In comparison, according to UK Music (2017), the breakdown of music exports in the United Kingdom by the same subsectors is 47% artists, 32% publishers and 21% record labels. Although the figures differ between the countries, generally it appears that most export income is earned by artists as a whole, followed by publishers and record labels. However, it should be noted that this does not consider the number of people in each group. While artists as a whole earn the greatest share of export income, it is shared among a large number of artists, whereas
Figure 2.5 Foreign income flows in the Australian music industry.
publisher income is shared among a relatively small number of publishers in each country (Figure 2.6).
The above estimates for exports per artist in each countiy vary considerably according to the estimate of the number of artists used, highlighting again the difficulty in identifying the number of artists and the difficulty in comparing across countries given the different definitions of who is considered an artist. For example, Throsby and Petetskaya (2017) adjust the official employment figures for axlists in the Australian Census based on then survey that accounts for artists who work professionally as artists but did not list music as their main job in the census. Similarly, UK Music (2014) relies on information from sources such as accountants to augment the official employment statistics from the Office of National Statistics based on the United Kingdom Census. However, it appears that in both Australia and in the UK, publishers earn the most individually, followed by record labels and artists, reflecting the small number of publishers relative to record labels and artists.
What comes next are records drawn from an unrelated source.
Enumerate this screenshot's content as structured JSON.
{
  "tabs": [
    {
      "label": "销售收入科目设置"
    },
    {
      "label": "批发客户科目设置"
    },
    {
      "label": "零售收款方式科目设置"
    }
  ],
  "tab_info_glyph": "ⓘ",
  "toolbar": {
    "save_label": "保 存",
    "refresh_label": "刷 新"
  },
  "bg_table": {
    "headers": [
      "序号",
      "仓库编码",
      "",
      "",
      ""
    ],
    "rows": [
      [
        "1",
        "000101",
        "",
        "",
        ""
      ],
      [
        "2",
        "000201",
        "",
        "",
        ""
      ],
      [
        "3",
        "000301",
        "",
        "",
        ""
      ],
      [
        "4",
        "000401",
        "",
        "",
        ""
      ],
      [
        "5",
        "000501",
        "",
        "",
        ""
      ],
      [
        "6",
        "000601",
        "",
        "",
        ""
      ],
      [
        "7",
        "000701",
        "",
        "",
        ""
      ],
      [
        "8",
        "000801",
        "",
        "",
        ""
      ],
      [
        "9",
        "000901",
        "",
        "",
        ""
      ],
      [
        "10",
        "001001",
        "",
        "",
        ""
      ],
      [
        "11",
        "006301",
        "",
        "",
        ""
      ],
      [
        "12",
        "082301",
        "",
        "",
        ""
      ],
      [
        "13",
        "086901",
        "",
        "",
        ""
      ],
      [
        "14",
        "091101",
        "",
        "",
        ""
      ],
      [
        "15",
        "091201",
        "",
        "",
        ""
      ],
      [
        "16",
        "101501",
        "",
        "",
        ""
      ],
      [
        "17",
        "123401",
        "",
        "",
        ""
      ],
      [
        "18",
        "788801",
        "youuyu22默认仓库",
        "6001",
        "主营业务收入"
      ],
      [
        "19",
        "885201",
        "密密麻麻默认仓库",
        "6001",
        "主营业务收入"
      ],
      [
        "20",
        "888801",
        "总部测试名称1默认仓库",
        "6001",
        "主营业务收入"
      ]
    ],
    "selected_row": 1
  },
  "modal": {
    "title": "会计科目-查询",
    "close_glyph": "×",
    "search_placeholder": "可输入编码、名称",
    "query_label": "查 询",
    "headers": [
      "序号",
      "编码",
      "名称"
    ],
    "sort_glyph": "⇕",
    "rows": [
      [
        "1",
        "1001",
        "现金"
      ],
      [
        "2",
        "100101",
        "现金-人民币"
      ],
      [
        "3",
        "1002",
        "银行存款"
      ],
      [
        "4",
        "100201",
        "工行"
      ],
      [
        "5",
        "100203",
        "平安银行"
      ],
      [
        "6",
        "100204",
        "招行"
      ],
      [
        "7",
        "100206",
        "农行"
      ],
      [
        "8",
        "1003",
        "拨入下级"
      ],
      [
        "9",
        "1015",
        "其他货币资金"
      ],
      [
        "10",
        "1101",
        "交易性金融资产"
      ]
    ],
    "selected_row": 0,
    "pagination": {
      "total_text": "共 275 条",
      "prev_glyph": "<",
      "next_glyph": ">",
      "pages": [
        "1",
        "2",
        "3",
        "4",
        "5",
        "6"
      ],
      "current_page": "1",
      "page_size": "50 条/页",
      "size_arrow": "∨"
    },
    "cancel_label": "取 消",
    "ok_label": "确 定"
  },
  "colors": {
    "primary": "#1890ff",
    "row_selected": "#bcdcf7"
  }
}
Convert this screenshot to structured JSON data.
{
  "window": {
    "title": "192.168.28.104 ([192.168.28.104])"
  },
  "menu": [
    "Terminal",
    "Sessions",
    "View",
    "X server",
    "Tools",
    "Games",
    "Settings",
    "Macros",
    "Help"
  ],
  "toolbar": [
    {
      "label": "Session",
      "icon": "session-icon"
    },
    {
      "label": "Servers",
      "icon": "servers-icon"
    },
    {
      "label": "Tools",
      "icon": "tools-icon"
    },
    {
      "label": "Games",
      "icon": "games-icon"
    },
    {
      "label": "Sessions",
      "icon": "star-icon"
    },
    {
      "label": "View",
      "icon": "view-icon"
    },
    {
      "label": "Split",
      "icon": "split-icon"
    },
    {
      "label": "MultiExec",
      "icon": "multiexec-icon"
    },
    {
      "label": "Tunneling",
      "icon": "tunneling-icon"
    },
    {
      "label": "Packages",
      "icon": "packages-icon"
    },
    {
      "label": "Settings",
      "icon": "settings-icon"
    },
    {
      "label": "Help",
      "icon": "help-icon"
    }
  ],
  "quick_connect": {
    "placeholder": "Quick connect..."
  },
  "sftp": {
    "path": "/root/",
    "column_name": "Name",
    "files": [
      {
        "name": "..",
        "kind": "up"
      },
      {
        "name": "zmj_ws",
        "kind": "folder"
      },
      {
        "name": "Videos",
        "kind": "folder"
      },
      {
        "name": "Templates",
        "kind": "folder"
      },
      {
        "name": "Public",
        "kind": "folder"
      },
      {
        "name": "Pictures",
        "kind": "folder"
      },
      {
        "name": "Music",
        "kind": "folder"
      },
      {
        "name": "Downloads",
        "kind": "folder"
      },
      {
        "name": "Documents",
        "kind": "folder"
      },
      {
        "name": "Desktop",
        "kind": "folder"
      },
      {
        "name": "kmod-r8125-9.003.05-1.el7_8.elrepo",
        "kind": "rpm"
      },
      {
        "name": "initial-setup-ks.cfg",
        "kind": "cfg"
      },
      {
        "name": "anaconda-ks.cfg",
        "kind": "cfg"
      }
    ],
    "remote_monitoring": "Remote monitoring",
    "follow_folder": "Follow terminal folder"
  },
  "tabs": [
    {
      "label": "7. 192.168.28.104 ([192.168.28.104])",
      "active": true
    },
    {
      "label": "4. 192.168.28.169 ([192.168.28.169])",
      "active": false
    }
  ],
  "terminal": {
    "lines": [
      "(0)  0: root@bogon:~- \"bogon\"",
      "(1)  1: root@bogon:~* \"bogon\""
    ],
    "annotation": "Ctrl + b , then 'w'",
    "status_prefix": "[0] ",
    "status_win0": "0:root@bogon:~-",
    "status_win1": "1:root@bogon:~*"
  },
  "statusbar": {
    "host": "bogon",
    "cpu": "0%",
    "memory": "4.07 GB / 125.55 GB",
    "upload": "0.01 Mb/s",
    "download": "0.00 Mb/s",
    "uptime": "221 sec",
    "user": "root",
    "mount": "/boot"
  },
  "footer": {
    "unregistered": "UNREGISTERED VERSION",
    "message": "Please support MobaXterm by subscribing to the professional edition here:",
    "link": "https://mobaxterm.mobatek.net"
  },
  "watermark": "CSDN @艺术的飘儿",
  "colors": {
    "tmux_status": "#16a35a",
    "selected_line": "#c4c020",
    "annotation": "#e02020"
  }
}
Figure 2.6 Exports per artist/publisher/record label in Australia and the United Kingdom, 2016-2017. Source: Compiled from Australian Music Survey and UK Music Report.